World War Z is a horror film that recently premiered in movie theaters worldwide to rave reviews. The film, directed by
Marc Forster, was based on the 2006
novel of the same name. The film stars Brad Pitt as Gerry Lane, a former UN investigator who must find a way to stop a
zombie-like pandemic, traveling around the globe to fight this threat to humanity.
To bring the story to the silver screen, Artec scanners were used to digitize weapons, multiple baggage items for the plane crash scene, as well as actors and their elaborate costumes.
For scanning, one Artec MHT (for heads/faces and props) and one Artec L (for bodies) were used, in conjunction with a motorized turntable. Capture of each performer took less than five minutes, and head scans were done in less than a minute. Then, Artec Studio was used to process and edit the scan data before exporting the fused model into other software for processing and poly-sculpting.
2h3d allocated two days for processing/editing of each full body, including merging the higher-resolution head scan with the body data.

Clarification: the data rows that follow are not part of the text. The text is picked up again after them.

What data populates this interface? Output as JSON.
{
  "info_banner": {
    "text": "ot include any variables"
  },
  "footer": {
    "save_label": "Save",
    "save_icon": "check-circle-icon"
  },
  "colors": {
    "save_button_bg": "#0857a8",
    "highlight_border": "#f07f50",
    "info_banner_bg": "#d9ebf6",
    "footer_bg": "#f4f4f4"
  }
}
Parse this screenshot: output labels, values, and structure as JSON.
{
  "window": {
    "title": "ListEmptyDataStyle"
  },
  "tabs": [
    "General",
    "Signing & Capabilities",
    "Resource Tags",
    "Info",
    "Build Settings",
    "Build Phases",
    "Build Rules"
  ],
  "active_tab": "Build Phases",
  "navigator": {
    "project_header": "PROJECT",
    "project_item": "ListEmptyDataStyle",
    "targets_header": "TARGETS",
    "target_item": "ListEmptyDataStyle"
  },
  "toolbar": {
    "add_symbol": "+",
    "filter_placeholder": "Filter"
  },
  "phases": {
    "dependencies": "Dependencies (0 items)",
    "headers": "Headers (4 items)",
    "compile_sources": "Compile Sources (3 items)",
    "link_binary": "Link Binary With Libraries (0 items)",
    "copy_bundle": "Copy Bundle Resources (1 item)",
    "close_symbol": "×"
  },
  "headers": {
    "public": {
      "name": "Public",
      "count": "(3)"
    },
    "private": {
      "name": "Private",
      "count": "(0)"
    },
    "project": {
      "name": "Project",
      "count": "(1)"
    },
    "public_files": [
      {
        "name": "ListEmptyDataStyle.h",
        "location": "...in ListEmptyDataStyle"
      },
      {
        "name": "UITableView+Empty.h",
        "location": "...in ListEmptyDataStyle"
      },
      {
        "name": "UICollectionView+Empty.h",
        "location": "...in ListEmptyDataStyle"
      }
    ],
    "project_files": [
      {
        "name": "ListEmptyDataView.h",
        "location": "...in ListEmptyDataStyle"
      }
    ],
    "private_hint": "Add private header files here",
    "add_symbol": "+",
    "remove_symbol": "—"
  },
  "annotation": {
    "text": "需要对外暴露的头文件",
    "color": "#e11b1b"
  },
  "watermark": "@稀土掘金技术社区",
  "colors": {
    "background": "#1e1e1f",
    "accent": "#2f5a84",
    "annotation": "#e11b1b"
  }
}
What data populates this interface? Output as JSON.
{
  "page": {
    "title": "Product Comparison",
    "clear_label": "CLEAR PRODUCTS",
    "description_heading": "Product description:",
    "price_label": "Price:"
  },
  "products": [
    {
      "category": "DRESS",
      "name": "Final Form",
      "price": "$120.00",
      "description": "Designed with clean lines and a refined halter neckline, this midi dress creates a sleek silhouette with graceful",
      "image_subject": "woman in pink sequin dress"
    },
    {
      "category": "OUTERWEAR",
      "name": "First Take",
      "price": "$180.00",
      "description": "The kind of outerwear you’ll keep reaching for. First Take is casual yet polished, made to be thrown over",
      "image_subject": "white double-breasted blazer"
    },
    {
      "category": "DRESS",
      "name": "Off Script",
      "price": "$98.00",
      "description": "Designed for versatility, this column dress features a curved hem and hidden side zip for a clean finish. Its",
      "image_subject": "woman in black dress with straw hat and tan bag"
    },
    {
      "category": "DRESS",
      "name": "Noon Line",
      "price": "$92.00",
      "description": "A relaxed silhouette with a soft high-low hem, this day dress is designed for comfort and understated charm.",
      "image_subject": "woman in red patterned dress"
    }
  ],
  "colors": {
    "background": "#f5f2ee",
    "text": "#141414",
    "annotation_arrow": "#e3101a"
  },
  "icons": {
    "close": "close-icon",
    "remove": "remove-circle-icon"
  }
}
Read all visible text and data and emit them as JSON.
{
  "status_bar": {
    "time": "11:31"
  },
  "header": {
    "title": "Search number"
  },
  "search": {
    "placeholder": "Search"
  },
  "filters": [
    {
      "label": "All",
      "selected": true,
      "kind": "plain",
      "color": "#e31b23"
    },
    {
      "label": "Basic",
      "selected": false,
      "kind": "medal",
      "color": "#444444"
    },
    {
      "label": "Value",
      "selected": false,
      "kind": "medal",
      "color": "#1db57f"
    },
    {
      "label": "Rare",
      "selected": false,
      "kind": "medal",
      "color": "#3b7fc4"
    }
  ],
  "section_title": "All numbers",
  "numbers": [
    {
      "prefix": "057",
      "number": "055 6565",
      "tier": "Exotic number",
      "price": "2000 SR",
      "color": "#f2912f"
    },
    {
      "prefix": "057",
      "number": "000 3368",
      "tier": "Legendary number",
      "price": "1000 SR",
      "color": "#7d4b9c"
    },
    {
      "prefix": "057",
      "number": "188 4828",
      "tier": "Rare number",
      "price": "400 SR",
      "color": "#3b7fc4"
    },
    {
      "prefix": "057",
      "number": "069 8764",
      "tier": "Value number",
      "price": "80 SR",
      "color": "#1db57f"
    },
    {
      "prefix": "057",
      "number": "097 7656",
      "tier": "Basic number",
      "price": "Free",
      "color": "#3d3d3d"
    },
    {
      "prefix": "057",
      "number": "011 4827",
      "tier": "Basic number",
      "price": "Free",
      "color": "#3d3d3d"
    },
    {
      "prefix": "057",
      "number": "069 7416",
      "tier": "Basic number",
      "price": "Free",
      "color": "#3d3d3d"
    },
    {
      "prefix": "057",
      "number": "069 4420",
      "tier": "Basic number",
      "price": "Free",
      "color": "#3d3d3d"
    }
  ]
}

Sometimes this process took less time, sometimes more - it depended on how still the subject stood and how complex his/her outfit was.
In the words of Guy Hauldren, director of 2h3D Ltd. and head of scanning for World War Z: "Considering the quantity of scanning subjects, the numerous locations, the cramped areas we were expected to set up in, and the often narrow setup and capture window, Artec scanners were the only feasible option. With a plug-and-play USB interface and no calibration, they are the perfect tool to use in the often chaotic world of film production. We were delighted with their usability in the field and the resultant data back at the studio, and we continue to utilize them heavily in all our feature production work."